DATA FOR PROCESSING Start Marker

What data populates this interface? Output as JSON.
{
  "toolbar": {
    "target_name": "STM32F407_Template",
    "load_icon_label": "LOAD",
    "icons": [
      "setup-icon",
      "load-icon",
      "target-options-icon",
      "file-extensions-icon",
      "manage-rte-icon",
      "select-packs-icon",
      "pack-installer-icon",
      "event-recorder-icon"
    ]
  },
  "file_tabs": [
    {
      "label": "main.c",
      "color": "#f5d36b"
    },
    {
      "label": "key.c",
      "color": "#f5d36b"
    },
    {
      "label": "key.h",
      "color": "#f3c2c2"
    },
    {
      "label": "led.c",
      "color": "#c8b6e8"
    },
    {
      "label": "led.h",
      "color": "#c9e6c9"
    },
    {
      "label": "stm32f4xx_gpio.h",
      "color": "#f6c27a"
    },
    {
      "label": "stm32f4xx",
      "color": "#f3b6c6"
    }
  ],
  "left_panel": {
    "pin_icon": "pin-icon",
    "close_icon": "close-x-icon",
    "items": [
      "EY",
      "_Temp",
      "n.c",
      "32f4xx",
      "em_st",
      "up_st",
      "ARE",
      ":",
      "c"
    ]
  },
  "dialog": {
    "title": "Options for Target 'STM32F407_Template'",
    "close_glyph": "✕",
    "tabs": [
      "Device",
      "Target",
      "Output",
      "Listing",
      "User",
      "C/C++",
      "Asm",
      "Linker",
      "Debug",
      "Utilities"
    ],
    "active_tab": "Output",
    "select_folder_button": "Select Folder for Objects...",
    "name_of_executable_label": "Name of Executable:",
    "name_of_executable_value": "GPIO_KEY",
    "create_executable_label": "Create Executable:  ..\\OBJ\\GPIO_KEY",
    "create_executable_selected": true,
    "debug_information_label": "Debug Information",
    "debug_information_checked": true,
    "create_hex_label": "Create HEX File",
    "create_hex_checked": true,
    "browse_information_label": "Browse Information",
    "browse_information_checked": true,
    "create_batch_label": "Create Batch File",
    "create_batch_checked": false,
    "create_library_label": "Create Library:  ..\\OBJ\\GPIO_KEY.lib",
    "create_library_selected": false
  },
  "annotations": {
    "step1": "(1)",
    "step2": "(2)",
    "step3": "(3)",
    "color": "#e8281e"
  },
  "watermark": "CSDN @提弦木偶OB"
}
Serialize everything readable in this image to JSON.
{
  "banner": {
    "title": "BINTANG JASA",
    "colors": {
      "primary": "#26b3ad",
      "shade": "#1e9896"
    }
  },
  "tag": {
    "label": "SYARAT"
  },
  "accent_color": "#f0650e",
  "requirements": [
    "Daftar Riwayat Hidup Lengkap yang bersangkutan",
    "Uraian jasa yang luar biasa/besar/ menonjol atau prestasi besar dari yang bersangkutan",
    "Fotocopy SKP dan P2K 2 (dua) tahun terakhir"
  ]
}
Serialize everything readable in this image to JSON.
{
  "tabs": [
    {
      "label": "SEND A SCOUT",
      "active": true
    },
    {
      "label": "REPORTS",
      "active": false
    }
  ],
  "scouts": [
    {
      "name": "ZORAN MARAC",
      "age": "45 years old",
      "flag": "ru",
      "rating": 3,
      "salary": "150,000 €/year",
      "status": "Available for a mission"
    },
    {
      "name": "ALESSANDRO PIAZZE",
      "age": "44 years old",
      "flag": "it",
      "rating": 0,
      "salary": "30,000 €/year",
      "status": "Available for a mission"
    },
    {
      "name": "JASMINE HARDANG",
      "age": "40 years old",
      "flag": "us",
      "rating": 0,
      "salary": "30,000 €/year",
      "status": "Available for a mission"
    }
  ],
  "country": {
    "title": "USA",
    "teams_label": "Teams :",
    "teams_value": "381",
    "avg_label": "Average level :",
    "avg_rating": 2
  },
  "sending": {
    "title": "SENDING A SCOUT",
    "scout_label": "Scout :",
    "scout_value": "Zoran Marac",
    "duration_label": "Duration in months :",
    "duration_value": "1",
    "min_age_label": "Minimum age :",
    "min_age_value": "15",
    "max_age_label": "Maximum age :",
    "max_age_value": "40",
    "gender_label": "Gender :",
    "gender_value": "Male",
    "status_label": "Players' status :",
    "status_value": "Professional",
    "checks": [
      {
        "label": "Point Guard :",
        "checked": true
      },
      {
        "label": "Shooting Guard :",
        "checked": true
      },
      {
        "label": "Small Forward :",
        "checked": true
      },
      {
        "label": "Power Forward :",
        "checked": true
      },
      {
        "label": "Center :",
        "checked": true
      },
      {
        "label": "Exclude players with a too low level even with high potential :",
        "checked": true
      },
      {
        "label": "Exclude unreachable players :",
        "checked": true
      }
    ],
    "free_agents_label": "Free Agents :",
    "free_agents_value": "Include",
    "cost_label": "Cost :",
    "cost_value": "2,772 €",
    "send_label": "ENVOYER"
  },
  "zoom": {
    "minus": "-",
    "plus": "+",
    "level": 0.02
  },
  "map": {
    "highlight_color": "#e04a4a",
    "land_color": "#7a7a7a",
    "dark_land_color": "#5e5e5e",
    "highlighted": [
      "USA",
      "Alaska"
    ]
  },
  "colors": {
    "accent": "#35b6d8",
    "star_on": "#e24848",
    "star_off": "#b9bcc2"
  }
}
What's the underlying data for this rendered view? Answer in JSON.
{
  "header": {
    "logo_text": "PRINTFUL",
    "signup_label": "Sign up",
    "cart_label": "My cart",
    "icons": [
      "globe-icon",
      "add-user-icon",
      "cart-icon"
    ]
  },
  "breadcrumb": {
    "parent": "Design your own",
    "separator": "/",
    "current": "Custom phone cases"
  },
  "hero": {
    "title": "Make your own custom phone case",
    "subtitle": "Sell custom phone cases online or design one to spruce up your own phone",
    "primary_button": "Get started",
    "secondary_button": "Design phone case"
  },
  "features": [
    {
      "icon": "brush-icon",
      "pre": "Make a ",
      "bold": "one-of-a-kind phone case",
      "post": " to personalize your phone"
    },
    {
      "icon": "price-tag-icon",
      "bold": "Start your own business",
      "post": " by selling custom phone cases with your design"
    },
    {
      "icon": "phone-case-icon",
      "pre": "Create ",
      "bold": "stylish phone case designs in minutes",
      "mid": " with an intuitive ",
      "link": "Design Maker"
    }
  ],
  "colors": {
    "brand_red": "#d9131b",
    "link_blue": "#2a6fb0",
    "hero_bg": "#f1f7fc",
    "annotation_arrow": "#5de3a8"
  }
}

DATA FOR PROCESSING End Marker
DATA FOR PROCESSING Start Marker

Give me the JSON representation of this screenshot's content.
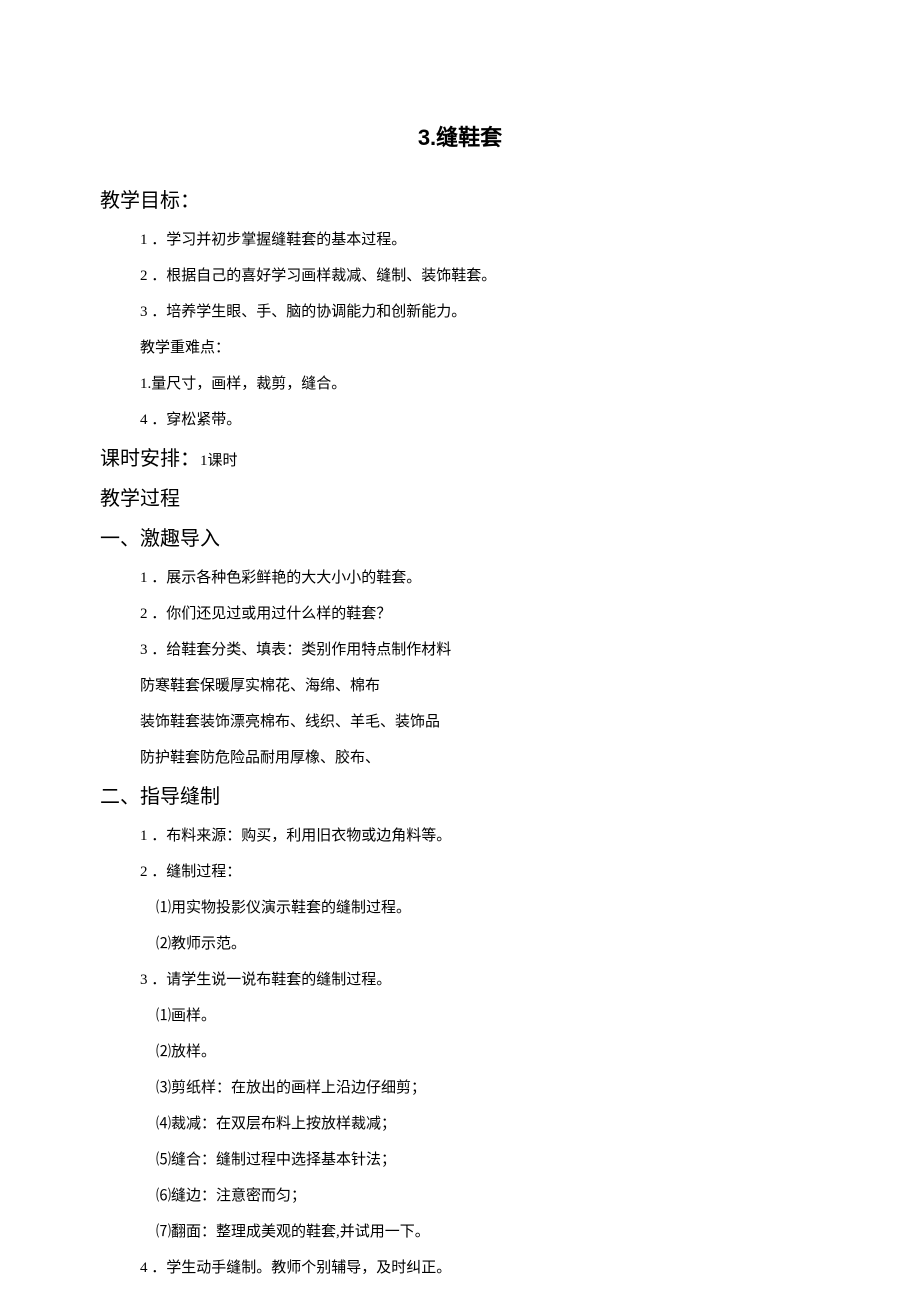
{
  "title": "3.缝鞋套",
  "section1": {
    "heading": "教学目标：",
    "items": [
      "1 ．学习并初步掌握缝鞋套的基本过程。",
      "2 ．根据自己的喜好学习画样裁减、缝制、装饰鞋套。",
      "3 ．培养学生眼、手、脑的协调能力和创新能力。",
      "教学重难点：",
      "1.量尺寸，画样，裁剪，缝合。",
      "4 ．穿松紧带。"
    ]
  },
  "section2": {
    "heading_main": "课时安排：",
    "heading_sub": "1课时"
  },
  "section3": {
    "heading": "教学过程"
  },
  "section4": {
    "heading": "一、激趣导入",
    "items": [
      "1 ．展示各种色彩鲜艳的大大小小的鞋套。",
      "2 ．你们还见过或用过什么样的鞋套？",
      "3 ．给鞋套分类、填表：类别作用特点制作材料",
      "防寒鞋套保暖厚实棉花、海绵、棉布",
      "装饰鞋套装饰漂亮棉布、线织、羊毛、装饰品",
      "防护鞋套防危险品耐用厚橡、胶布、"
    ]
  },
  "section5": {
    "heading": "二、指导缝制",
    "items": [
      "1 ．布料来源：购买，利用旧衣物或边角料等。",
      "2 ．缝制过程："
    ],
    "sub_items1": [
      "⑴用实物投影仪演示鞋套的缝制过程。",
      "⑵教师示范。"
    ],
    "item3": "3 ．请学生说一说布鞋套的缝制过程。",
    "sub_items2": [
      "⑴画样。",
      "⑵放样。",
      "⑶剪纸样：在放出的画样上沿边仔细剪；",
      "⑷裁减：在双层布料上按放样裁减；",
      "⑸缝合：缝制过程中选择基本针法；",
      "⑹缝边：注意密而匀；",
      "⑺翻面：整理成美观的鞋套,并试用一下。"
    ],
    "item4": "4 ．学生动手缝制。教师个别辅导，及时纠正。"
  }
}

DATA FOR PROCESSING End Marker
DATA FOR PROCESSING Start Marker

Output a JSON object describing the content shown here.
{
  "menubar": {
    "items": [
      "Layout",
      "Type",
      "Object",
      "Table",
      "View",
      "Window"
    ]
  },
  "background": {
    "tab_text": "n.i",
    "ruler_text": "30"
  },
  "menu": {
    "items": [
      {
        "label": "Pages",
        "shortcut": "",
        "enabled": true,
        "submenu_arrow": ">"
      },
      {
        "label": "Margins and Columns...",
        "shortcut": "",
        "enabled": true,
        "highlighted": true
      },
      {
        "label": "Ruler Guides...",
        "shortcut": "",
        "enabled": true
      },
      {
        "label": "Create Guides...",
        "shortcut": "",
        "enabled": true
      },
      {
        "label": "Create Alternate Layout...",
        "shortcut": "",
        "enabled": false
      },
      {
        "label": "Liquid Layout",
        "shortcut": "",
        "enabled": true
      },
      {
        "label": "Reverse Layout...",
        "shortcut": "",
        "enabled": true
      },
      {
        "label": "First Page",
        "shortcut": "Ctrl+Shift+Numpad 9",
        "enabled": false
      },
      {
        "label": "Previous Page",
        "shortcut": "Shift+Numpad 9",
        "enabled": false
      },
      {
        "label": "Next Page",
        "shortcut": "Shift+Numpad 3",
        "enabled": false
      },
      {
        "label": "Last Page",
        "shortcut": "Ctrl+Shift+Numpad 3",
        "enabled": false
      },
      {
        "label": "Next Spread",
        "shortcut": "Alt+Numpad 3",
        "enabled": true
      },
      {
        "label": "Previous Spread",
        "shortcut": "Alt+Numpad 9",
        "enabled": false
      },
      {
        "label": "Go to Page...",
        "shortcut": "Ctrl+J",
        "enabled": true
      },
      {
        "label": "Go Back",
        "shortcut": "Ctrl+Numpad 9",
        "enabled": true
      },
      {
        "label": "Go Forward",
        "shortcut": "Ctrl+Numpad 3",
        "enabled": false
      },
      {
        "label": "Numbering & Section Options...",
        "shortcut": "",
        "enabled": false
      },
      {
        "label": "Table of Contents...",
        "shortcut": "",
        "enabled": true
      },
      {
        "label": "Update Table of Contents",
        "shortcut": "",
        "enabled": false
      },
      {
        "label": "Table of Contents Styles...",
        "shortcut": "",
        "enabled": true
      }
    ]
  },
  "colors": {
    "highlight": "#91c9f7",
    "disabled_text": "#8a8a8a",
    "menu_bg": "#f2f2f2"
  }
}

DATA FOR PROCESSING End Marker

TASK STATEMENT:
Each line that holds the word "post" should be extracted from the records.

FINAL ANSWER:
      "post": " to personalize your phone"
      "post": " by selling custom phone cases with your design"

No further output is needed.